Creating domestic spaces of refuge – map 9

This piece is a joint autoethnographic map of the seemingly fleeting yet deeply traumatic few months that followed the night Baghdad was struck in March 2003. Sana and Farah lived in Baghdad within two kilometres of each other, their friendship was strengthened by a shared fear of violence in addition to their family ties. They were both recent university graduates, Sana having just completed her Masters a week before the invasion of Iraq, while Dr Farah Murrani had recently graduated from Baghdad University Veterinary School. Their map traverses material and the spatial quests in seeking refuge, from the makeshift corner in Sana’s house nearby the built-in cupboard in the living room, to Farah’s dining room table that was large enough to have Sana’s family of four nest underneath it, to the old blanket that took on so many different functions: memory of childhood; warmth; intercepting shattered glass from reaching one’s body; and a hiding place found in the seam of the blanket where money was kept safe as Sana fled the country a few months later; and finally, to Farah’s major contribution to her field, veterinary medicine, in finding refuge for all the animals in Baghdad Zoo just before leaving Iraq a few months after Sana’s departure.

Neither have since been back to Iraq, Farah comments:

Years later when I saw on television what was happening on the streets of Baghdad when the sectarian violence kicked in, my heart broke, because I knew that once upon a time none of this mattered to Iraqis. It was that same neighbourhood that stuck together, Sunni, Shia, Christians and so on.
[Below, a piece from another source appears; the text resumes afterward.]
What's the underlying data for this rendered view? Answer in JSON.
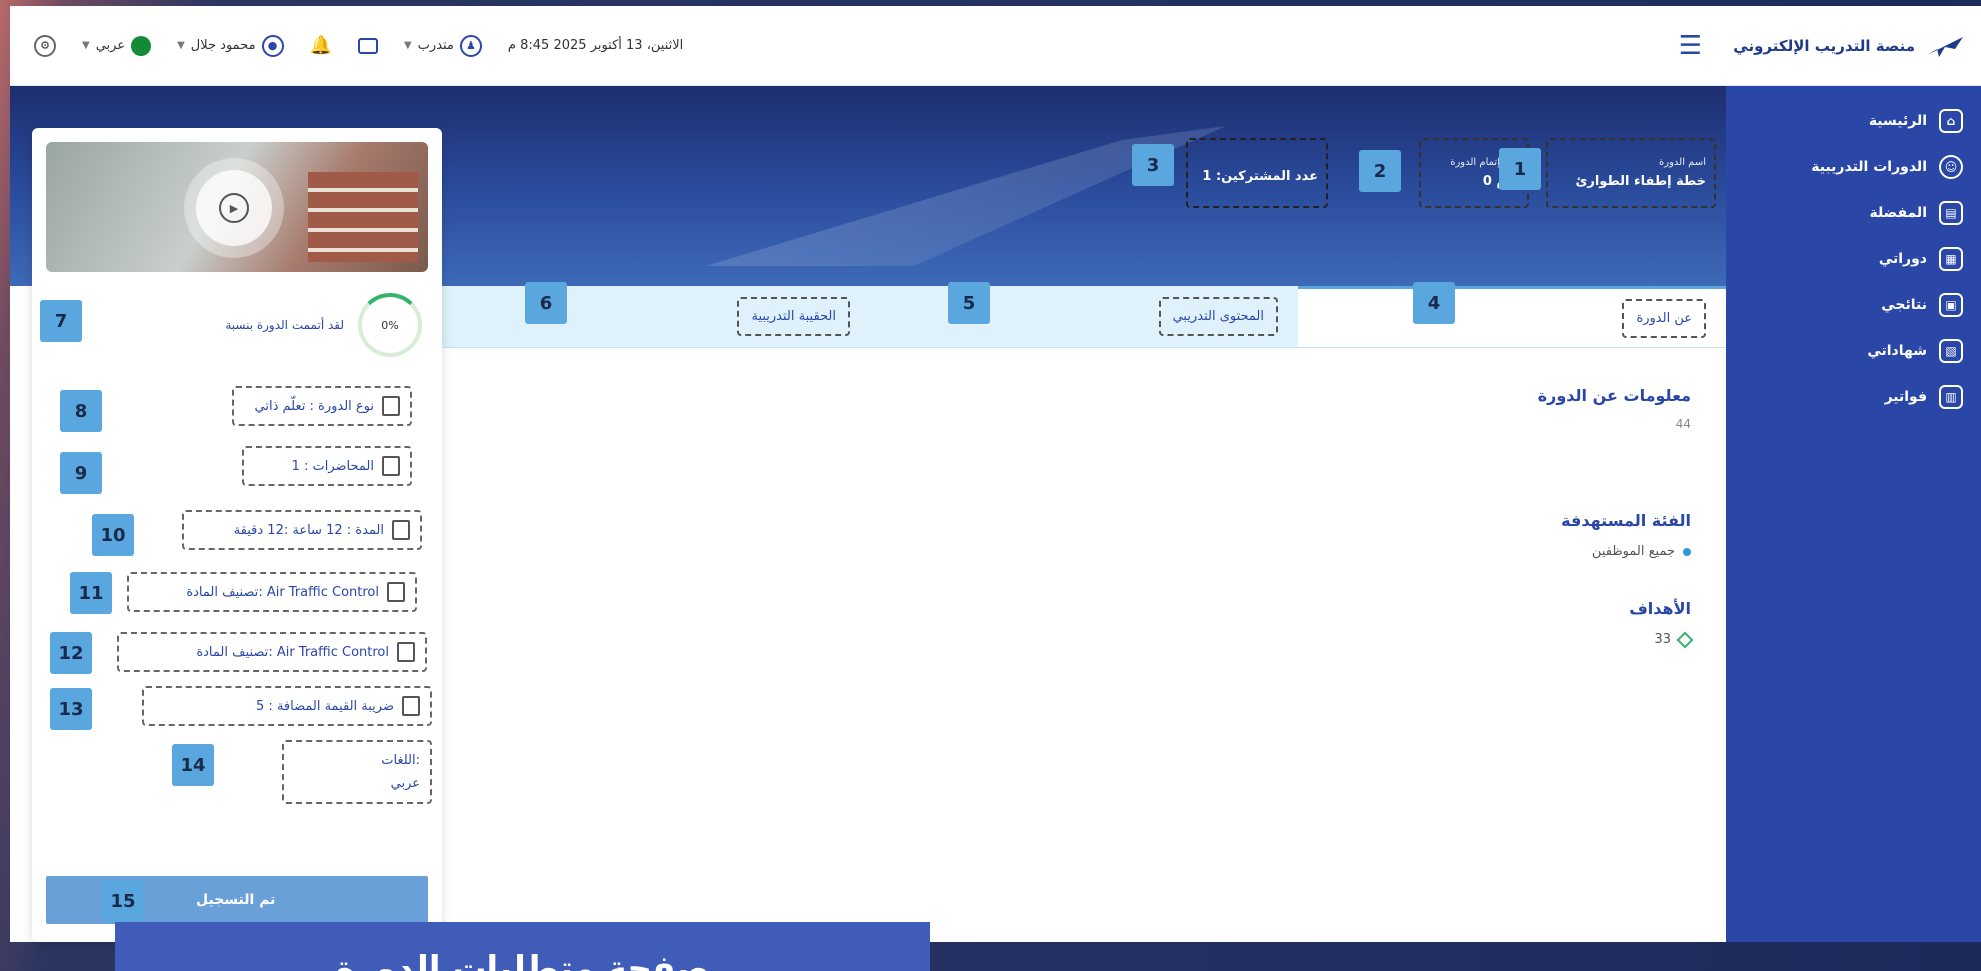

I do not associate home with Baghdad. It is a place that I love but it is not home anymore. I do not have anything that ties me to it anymore, the people have changed, the way of life has changed, I do not recognize it anymore, I do not know it.

South Africa became home just by default, that was my first place of refuge after leaving Baghdad that I felt a sense of home in.